ACTIVITY
Each line below is to be copied exactly as it appears.

*** Opening of DATA SUPPLIED ***

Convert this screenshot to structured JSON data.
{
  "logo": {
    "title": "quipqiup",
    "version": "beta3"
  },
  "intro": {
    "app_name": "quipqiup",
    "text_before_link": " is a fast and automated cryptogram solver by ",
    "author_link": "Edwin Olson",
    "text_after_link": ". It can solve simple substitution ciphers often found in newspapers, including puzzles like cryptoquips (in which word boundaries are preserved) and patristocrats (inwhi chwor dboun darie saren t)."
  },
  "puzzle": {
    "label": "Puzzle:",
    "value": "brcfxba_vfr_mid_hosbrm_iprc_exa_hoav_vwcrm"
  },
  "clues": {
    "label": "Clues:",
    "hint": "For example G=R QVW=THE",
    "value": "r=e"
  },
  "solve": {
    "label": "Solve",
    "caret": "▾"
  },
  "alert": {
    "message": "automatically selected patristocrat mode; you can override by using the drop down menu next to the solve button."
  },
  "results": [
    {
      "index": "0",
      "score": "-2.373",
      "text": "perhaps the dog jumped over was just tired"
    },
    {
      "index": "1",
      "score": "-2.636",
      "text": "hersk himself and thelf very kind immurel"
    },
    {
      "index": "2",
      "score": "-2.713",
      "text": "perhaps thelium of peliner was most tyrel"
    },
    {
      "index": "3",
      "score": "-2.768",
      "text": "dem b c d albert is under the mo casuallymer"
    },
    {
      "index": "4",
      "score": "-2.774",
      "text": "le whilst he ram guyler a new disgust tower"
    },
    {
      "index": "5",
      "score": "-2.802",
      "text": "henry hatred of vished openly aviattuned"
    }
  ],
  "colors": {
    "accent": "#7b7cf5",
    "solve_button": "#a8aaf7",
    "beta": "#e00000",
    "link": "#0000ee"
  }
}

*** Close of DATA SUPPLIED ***

RESPONSE BELOW
Convert this screenshot to structured JSON data.
{
  "logo": {
    "title": "quipqiup",
    "version": "beta3"
  },
  "intro": {
    "app_name": "quipqiup",
    "text_before_link": " is a fast and automated cryptogram solver by ",
    "author_link": "Edwin Olson",
    "text_after_link": ". It can solve simple substitution ciphers often found in newspapers, including puzzles like cryptoquips (in which word boundaries are preserved) and patristocrats (inwhi chwor dboun darie saren t)."
  },
  "puzzle": {
    "label": "Puzzle:",
    "value": "brcfxba_vfr_mid_hosbrm_iprc_exa_hoav_vwcrm"
  },
  "clues": {
    "label": "Clues:",
    "hint": "For example G=R QVW=THE",
    "value": "r=e"
  },
  "solve": {
    "label": "Solve",
    "caret": "▾"
  },
  "alert": {
    "message": "automatically selected patristocrat mode; you can override by using the drop down menu next to the solve button."
  },
  "results": [
    {
      "index": "0",
      "score": "-2.373",
      "text": "perhaps the dog jumped over was just tired"
    },
    {
      "index": "1",
      "score": "-2.636",
      "text": "hersk himself and thelf very kind immurel"
    },
    {
      "index": "2",
      "score": "-2.713",
      "text": "perhaps thelium of peliner was most tyrel"
    },
    {
      "index": "3",
      "score": "-2.768",
      "text": "dem b c d albert is under the mo casuallymer"
    },
    {
      "index": "4",
      "score": "-2.774",
      "text": "le whilst he ram guyler a new disgust tower"
    },
    {
      "index": "5",
      "score": "-2.802",
      "text": "henry hatred of vished openly aviattuned"
    }
  ],
  "colors": {
    "accent": "#7b7cf5",
    "solve_button": "#a8aaf7",
    "beta": "#e00000",
    "link": "#0000ee"
  }
}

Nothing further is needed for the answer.